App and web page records
+===+
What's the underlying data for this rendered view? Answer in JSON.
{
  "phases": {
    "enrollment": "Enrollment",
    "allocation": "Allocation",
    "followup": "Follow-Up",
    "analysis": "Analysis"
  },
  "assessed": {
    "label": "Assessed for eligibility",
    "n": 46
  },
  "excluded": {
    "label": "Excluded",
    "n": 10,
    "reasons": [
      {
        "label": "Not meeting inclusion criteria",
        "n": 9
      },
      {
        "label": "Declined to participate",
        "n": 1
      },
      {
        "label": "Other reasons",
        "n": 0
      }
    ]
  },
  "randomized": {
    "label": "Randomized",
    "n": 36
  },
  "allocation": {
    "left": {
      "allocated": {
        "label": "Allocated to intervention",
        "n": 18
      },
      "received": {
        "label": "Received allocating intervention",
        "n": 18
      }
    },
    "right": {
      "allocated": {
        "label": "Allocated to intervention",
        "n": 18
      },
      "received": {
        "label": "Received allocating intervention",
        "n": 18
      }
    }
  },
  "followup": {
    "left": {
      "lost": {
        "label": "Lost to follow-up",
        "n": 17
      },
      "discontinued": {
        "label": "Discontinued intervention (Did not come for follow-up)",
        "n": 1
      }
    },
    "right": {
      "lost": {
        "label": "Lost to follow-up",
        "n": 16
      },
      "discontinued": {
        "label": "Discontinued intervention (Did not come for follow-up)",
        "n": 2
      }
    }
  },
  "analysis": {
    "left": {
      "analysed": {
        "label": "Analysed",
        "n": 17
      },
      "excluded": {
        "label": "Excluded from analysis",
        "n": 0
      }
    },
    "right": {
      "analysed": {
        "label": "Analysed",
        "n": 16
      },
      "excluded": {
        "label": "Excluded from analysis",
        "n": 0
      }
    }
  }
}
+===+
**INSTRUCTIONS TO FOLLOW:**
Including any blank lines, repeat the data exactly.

**ANSWER TO THIS PROBLEM:**
What's the underlying data for this rendered view? Answer in JSON.
{
  "phases": {
    "enrollment": "Enrollment",
    "allocation": "Allocation",
    "followup": "Follow-Up",
    "analysis": "Analysis"
  },
  "assessed": {
    "label": "Assessed for eligibility",
    "n": 46
  },
  "excluded": {
    "label": "Excluded",
    "n": 10,
    "reasons": [
      {
        "label": "Not meeting inclusion criteria",
        "n": 9
      },
      {
        "label": "Declined to participate",
        "n": 1
      },
      {
        "label": "Other reasons",
        "n": 0
      }
    ]
  },
  "randomized": {
    "label": "Randomized",
    "n": 36
  },
  "allocation": {
    "left": {
      "allocated": {
        "label": "Allocated to intervention",
        "n": 18
      },
      "received": {
        "label": "Received allocating intervention",
        "n": 18
      }
    },
    "right": {
      "allocated": {
        "label": "Allocated to intervention",
        "n": 18
      },
      "received": {
        "label": "Received allocating intervention",
        "n": 18
      }
    }
  },
  "followup": {
    "left": {
      "lost": {
        "label": "Lost to follow-up",
        "n": 17
      },
      "discontinued": {
        "label": "Discontinued intervention (Did not come for follow-up)",
        "n": 1
      }
    },
    "right": {
      "lost": {
        "label": "Lost to follow-up",
        "n": 16
      },
      "discontinued": {
        "label": "Discontinued intervention (Did not come for follow-up)",
        "n": 2
      }
    }
  },
  "analysis": {
    "left": {
      "analysed": {
        "label": "Analysed",
        "n": 17
      },
      "excluded": {
        "label": "Excluded from analysis",
        "n": 0
      }
    },
    "right": {
      "analysed": {
        "label": "Analysed",
        "n": 16
      },
      "excluded": {
        "label": "Excluded from analysis",
        "n": 0
      }
    }
  }
}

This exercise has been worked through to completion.